In the thirties of last century Joseph Schmidt was a very famous tenor, his admirers came from the whole of Europe and North America, but they also knew him for instance in countries like Palestine. Radio tenor, film tenor, the tiny man with the big voice, Caruso in pocket size, radio-Caruso, world tenor, opera tenor, travelling tenor, record tenor, house tenor (of Dutch broadcasting company VARA), bar singer, microphone tenor, temple tenor, concerthall tenor, tenor miracle, miracle tenor, invisible tenor and the tiniest tenor were all names that indicated the same man: Joseph Schmidt.
He was born in 1904 in the Bukowina, in Romania, which has always been a crossway of Eastern and Western cultures. Romans, Barbarians, Turks, Russians, Austrians have all occupied the region. At home he got a traditional Jewish education. The family spoke German, on the street Rumanian and Yiddish were spoken and in the synagogue he sang in Hebrew. From that point of view Joseph Schmidt has been a Multiple Language Version himself since childhood.
Schmidt came to Berlin in 1925 because he wanted to become an opera singer. Unfortunately he was only 1m53cm and no opera director would dare to give him a tenor role and put him at the side of a opera diva. But Schmidt was a child of his time, he could become as famous as he was because radio and gramophone were, just like Schmidt, on their way to attract mass audiences. Schmidt profited considerably by the reach of the new mass media, and the other way round radio and gramophone profited by Schmidts wonderful voice. Beside that Schmidts voice was considered a real ‘microphone voice’. Some even say that, because of his scanty length, Schmidt could never had become famous without the technology of the microphone. In an interview in 1932 Schmidt says about the microphone:
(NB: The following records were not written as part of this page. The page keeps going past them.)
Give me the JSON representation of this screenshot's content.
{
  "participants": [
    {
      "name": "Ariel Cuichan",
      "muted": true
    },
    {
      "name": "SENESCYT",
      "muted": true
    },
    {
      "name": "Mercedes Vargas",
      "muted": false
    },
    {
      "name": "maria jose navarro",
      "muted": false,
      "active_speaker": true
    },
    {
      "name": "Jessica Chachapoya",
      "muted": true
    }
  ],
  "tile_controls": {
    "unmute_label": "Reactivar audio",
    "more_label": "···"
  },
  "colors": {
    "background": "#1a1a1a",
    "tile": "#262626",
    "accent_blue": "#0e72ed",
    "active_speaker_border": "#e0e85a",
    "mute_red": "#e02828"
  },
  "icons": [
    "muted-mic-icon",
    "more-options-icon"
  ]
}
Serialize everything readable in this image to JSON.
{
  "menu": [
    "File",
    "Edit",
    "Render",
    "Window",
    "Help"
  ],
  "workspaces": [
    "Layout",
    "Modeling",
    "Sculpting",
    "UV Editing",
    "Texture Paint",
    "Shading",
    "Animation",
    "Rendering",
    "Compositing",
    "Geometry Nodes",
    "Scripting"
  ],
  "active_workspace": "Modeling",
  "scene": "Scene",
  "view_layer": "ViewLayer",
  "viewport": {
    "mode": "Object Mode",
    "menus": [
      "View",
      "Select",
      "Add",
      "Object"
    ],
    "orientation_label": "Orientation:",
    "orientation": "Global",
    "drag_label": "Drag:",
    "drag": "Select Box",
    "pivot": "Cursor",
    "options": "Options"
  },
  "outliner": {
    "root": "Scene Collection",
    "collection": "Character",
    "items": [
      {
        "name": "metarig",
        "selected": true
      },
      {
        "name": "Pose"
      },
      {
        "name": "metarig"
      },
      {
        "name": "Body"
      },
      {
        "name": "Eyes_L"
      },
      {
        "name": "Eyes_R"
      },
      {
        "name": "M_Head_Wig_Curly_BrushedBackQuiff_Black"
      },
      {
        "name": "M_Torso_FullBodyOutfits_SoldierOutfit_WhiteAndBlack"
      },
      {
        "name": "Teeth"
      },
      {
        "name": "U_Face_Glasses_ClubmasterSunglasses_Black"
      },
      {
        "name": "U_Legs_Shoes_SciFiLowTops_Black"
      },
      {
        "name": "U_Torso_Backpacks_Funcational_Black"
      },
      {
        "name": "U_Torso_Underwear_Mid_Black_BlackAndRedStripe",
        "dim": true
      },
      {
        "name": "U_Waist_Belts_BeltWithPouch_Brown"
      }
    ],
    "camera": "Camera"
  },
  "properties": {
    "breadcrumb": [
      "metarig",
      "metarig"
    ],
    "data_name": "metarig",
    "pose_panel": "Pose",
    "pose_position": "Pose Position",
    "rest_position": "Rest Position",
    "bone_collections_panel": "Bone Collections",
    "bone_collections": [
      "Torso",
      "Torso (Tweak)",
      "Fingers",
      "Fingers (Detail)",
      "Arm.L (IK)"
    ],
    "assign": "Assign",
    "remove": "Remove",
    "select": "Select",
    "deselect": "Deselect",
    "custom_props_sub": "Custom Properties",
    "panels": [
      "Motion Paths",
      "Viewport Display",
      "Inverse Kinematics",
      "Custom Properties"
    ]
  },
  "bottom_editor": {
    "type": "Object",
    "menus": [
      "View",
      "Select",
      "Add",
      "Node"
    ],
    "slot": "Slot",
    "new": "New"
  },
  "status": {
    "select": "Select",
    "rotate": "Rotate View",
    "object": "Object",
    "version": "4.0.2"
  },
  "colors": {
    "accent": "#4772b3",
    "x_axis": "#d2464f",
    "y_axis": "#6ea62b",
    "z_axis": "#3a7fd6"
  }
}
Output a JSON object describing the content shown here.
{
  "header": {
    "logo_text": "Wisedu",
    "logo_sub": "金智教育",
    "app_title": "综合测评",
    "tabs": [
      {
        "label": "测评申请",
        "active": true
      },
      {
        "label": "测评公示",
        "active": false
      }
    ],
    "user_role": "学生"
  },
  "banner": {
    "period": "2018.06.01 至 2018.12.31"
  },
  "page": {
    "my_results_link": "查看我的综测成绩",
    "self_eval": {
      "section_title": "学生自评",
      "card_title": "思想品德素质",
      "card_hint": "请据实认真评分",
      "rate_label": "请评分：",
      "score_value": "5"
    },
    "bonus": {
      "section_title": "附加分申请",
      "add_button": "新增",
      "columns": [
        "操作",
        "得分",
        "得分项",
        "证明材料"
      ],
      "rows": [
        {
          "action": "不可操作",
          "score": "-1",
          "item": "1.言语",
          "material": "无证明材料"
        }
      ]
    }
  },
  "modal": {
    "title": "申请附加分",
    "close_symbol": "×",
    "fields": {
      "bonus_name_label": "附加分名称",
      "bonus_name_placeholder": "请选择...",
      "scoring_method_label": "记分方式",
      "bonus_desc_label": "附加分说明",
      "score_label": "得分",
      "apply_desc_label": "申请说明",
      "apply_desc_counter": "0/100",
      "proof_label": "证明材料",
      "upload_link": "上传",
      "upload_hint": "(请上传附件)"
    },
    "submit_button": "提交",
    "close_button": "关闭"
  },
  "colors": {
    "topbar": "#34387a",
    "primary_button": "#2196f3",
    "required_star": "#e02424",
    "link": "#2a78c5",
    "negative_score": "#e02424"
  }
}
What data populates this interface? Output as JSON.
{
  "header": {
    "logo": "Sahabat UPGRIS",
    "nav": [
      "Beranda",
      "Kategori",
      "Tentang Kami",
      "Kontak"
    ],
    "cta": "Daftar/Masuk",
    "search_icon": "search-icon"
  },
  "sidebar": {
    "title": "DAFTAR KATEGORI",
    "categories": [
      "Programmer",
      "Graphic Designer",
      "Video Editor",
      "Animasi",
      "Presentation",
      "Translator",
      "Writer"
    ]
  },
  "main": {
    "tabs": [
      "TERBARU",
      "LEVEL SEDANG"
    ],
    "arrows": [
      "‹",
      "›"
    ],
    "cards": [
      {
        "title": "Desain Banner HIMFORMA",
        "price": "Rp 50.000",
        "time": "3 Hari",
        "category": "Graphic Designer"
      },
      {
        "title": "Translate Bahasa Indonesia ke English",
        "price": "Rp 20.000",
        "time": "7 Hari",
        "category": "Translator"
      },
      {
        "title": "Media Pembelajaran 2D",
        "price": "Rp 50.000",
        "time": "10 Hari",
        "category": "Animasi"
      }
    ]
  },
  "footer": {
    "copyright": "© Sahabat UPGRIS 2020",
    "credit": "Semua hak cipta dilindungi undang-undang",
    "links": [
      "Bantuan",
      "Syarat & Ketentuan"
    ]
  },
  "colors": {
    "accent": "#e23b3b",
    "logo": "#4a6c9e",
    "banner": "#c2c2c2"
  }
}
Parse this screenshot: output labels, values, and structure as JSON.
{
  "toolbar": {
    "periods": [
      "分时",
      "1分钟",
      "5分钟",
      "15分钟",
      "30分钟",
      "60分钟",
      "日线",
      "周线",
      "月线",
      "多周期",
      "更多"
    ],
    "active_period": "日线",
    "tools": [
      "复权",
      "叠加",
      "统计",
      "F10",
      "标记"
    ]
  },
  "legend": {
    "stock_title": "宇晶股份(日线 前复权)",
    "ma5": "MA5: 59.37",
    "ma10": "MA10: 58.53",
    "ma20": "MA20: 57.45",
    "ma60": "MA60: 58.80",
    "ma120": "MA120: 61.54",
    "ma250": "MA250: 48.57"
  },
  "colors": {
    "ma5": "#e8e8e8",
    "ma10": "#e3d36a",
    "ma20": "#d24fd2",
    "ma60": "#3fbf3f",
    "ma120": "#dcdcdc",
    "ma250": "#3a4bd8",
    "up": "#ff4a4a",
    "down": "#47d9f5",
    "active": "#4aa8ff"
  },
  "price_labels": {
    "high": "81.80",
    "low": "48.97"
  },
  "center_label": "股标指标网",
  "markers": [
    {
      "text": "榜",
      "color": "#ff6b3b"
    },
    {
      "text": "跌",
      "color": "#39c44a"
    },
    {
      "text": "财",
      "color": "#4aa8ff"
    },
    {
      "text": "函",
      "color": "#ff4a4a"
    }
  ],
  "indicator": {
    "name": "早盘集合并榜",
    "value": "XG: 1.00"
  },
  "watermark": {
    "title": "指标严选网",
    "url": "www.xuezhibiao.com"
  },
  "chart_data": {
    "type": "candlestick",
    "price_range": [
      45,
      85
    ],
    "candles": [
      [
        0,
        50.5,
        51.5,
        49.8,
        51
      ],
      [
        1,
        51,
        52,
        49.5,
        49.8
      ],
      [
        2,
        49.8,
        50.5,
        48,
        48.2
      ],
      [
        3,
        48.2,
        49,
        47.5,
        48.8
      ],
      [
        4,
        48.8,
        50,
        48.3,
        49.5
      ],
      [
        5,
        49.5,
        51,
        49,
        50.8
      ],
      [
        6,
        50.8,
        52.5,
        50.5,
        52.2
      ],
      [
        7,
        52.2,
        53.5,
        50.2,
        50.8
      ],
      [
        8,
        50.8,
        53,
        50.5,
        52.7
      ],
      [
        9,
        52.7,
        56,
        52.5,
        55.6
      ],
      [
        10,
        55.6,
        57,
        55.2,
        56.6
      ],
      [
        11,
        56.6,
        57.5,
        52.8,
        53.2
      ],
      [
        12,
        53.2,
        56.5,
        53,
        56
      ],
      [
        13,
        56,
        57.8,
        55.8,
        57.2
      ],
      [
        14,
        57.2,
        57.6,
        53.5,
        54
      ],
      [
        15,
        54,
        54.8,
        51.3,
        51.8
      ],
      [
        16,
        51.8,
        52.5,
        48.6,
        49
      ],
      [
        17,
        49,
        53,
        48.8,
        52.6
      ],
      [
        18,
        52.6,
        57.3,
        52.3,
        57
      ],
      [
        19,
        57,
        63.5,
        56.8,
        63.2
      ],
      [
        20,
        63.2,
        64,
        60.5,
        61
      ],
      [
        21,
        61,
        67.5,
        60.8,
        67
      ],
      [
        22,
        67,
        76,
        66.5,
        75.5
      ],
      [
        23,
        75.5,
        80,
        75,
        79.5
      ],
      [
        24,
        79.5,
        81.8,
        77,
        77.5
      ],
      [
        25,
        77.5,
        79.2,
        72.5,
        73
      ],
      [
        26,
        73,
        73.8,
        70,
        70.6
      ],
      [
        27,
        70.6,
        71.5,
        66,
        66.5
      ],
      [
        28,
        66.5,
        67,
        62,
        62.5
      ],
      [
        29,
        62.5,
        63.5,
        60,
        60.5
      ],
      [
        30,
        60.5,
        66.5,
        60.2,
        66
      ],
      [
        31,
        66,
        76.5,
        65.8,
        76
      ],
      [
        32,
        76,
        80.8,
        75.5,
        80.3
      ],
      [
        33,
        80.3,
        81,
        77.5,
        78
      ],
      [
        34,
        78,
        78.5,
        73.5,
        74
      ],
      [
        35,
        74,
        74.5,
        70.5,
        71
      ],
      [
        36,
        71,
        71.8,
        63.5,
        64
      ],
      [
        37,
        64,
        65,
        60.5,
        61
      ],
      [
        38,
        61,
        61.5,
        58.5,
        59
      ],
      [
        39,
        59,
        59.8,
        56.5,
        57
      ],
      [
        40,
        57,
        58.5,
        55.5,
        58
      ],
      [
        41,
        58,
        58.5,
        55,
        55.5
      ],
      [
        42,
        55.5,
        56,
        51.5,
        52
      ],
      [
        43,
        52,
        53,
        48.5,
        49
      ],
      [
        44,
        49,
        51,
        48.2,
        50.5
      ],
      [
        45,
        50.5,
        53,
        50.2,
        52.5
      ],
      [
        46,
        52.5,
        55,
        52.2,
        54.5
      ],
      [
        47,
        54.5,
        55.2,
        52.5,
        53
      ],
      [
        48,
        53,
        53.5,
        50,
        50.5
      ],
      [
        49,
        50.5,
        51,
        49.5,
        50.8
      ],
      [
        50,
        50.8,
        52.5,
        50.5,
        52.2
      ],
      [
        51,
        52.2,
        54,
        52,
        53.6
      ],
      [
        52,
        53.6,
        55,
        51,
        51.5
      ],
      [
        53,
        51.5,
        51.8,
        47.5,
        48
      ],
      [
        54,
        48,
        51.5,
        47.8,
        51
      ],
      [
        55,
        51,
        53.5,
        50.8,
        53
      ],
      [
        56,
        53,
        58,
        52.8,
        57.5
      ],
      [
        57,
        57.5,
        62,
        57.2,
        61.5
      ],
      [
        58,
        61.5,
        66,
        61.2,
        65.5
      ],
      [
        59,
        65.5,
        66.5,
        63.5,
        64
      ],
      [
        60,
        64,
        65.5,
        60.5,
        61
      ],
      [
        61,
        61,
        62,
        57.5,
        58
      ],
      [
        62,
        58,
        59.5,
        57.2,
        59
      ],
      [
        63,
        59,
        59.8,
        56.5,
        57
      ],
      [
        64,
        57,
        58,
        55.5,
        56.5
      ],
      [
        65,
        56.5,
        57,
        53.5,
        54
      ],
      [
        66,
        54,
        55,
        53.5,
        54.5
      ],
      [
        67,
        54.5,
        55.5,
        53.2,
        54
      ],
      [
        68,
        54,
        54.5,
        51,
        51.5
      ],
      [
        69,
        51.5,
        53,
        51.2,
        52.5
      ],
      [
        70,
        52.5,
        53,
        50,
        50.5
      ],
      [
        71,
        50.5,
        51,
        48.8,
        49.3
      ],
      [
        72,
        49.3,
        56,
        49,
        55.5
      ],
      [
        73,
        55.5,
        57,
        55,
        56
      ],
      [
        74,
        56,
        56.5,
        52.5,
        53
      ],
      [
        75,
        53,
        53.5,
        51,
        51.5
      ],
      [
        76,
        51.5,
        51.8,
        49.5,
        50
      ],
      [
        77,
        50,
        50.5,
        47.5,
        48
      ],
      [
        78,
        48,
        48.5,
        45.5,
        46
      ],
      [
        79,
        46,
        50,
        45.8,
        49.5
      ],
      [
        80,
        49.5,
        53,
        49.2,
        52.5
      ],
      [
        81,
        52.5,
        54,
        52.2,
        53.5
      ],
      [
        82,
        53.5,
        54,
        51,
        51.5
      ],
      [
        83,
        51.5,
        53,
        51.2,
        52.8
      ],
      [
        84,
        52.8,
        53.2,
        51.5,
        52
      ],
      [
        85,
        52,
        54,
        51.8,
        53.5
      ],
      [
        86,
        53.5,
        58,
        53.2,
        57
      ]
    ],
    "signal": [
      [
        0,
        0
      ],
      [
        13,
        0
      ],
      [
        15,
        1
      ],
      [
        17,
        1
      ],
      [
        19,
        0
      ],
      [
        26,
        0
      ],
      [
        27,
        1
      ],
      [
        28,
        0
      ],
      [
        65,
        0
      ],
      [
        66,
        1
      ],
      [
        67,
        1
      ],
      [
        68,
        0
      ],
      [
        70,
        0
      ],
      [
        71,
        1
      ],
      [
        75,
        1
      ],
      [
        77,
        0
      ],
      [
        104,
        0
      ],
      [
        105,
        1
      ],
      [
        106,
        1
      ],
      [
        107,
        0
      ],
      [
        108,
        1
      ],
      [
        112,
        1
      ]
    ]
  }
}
“De vaak ten onrechte gesmade microfoon heeft een enorm voordeel boven het operatoneel en het concertpodium: hij dwingt niet alleen de uitvoerende maar ook de toehoorder tot de uiterste concentratie. Hij dwingt tevens tot een maximale prestatie omdat men door het ontbreken van de visuele ondersteuning louter en alleen op de klank is aangewezen. (...) Een ander groot voordeel van de microfoon is dat hij de fijnste nuances, die in de zaal dikwijls verloren gaan, verduidelijkt en versterkt, waardoor ik altijd het gevoel heb dat ik iedere toehoorder persoonlijk toezing. Tegelijkertijd ben ik me er voortdurend van bewust dat miljoenen naar me luisteren. (...)”
It was to be expected that that other mass medium, film, would like to profit by Schmidts popularity as well. All together he played roles in nine films and a tenth was made after his death in 1958. Another actor played his role in that film, but Schmidt’s real voice is to be heard through gramophone recordings. In his first three films, made in 1931 and 1932, Schmidt played a minor role. His first leading role came in 1933 in EIN LIED GEHT UM DIE WELT, a tenor film directed by Richard Oswald. It was his last film in Germany. Soon after the premiere of that film in May 1933 he left nazi-Germany, like so many other Jews. Both in Austria and the United Kingdom he made five other tenor films between 1934 and 1936. In between the filming he kept continuing making records and he performed in concerthalls and in front of radio microphones all over the world. When the nazi’s made it impossible to perform in Europe after the Second World War broke out, Joseph Schmidt went to the South of France that was not yet occupied then. From there he fled to Switserland, where instead of being welcomed as he thought, he was captured and put in a working camp for refugees. He died there 1942 at the age of 38 because of a not diagnosed heart attack.